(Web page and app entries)
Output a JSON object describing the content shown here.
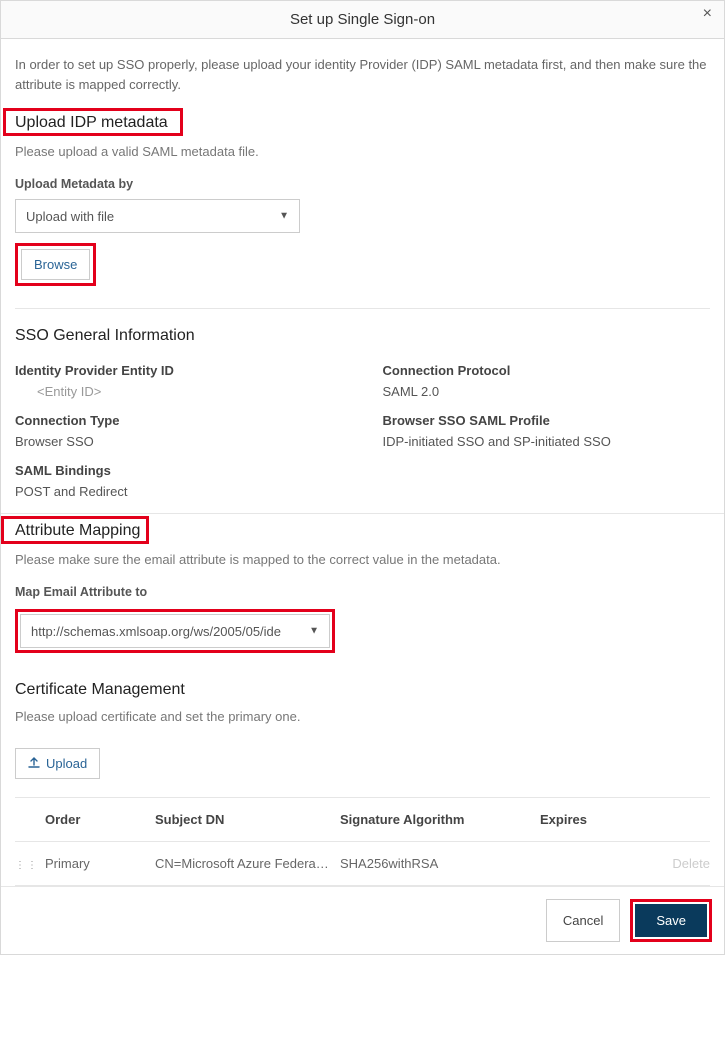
{
  "dialog": {
    "title": "Set up Single Sign-on",
    "close_glyph": "×"
  },
  "intro": "In order to set up SSO properly, please upload your identity Provider (IDP) SAML metadata first, and then make sure the attribute is mapped correctly.",
  "upload_section": {
    "heading": "Upload IDP metadata",
    "subtext": "Please upload a valid SAML metadata file.",
    "method_label": "Upload Metadata by",
    "method_selected": "Upload with file",
    "browse_label": "Browse"
  },
  "general_info": {
    "heading": "SSO General Information",
    "entity_id_label": "Identity Provider Entity ID",
    "entity_id_value": "<Entity ID>",
    "protocol_label": "Connection Protocol",
    "protocol_value": "SAML 2.0",
    "conn_type_label": "Connection Type",
    "conn_type_value": "Browser SSO",
    "profile_label": "Browser SSO SAML Profile",
    "profile_value": "IDP-initiated SSO and SP-initiated SSO",
    "bindings_label": "SAML Bindings",
    "bindings_value": "POST and Redirect"
  },
  "attr_mapping": {
    "heading": "Attribute Mapping",
    "subtext": "Please make sure the email attribute is mapped to the correct value in the metadata.",
    "map_label": "Map Email Attribute to",
    "map_selected": "http://schemas.xmlsoap.org/ws/2005/05/ide"
  },
  "cert": {
    "heading": "Certificate Management",
    "subtext": "Please upload certificate and set the primary one.",
    "upload_label": "Upload",
    "columns": {
      "order": "Order",
      "subject": "Subject DN",
      "alg": "Signature Algorithm",
      "expires": "Expires"
    },
    "row": {
      "order": "Primary",
      "subject": "CN=Microsoft Azure Federa…",
      "alg": "SHA256withRSA",
      "expires": "",
      "delete": "Delete"
    }
  },
  "footer": {
    "cancel": "Cancel",
    "save": "Save"
  }
}
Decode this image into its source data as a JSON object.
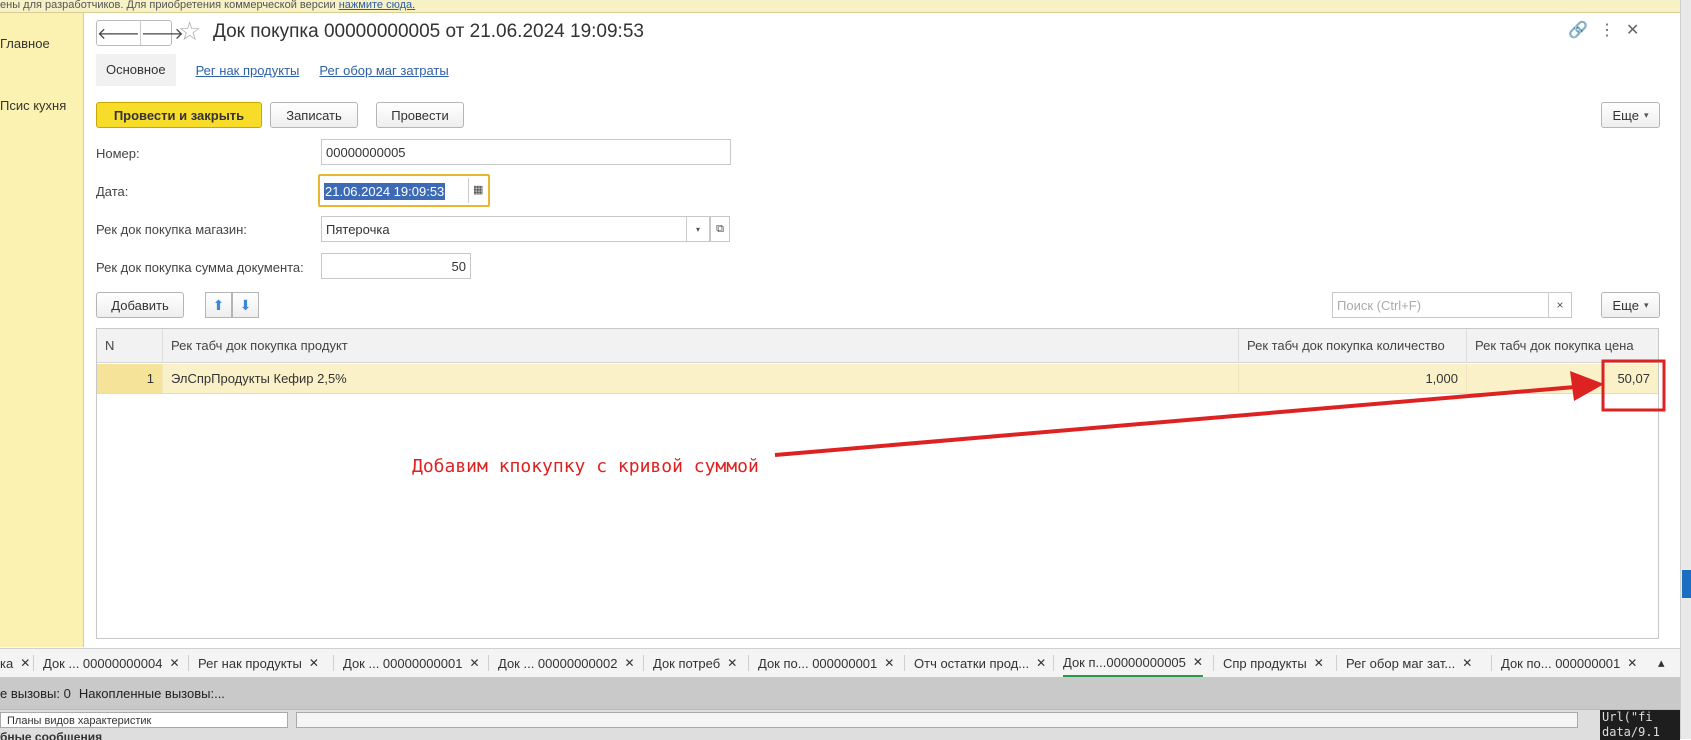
{
  "top_strip": {
    "text": "ены для разработчиков. Для приобретения коммерческой версии ",
    "link": "нажмите сюда."
  },
  "left_panel": {
    "items": [
      "Главное",
      "Псис кухня"
    ]
  },
  "header": {
    "back_glyph": "🡐",
    "forward_glyph": "🡒",
    "star_glyph": "☆",
    "title": "Док покупка 00000000005 от 21.06.2024 19:09:53",
    "link_glyph": "🔗",
    "menu_glyph": "⋮",
    "close_glyph": "✕"
  },
  "tabs": [
    "Основное",
    "Рег нак продукты",
    "Рег обор маг затраты"
  ],
  "toolbar": {
    "post_close": "Провести и закрыть",
    "save": "Записать",
    "post": "Провести",
    "more": "Еще"
  },
  "fields": {
    "number_label": "Номер:",
    "number_value": "00000000005",
    "date_label": "Дата:",
    "date_value": "21.06.2024 19:09:53",
    "store_label": "Рек док покупка магазин:",
    "store_value": "Пятерочка",
    "sum_label": "Рек док покупка сумма документа:",
    "sum_value": "50"
  },
  "table_toolbar": {
    "add": "Добавить",
    "up_glyph": "⬆",
    "down_glyph": "⬇",
    "search_placeholder": "Поиск (Ctrl+F)",
    "clear_glyph": "×",
    "more": "Еще"
  },
  "table": {
    "columns": [
      "N",
      "Рек табч док покупка продукт",
      "Рек табч док покупка количество",
      "Рек табч док покупка цена"
    ],
    "rows": [
      {
        "n": "1",
        "product": "ЭлСпрПродукты Кефир 2,5%",
        "quantity": "1,000",
        "price": "50,07"
      }
    ]
  },
  "annotation": {
    "text": "Добавим кпокупку с кривой суммой",
    "color": "#dd2222"
  },
  "bottom_tabs": [
    {
      "label": "ка",
      "active": false
    },
    {
      "label": "Док ... 00000000004",
      "active": false
    },
    {
      "label": "Рег нак продукты",
      "active": false
    },
    {
      "label": "Док ... 00000000001",
      "active": false
    },
    {
      "label": "Док ... 00000000002",
      "active": false
    },
    {
      "label": "Док потреб",
      "active": false
    },
    {
      "label": "Док по... 000000001",
      "active": false
    },
    {
      "label": "Отч остатки прод...",
      "active": false
    },
    {
      "label": "Док п...00000000005",
      "active": true
    },
    {
      "label": "Спр продукты",
      "active": false
    },
    {
      "label": "Рег обор маг зат...",
      "active": false
    },
    {
      "label": "Док по... 000000001",
      "active": false
    }
  ],
  "status": {
    "calls": "е вызовы: 0",
    "accumulated": "Накопленные вызовы:..."
  },
  "lower": {
    "combo_value": "Планы видов характеристик",
    "messages": "бные сообщения",
    "code1": "Url(\"fi",
    "code2": "data/9.1"
  },
  "colors": {
    "primary_button": "#f8dc2a",
    "left_panel": "#fbf1b0",
    "selected_row": "#fbf1c8",
    "annotation": "#dd2222",
    "active_tab_underline": "#2a9a4a"
  }
}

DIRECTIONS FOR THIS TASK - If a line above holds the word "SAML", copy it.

ANSWER TO THIS TASK -
  "intro": "In order to set up SSO properly, please upload your identity Provider (IDP) SAML metadata first, and then make sure the attribute is mapped correctly.",
    "subtext": "Please upload a valid SAML metadata file.",
    "protocol_value": "SAML 2.0",
    "profile_label": "Browser SSO SAML Profile",
    "bindings_label": "SAML Bindings",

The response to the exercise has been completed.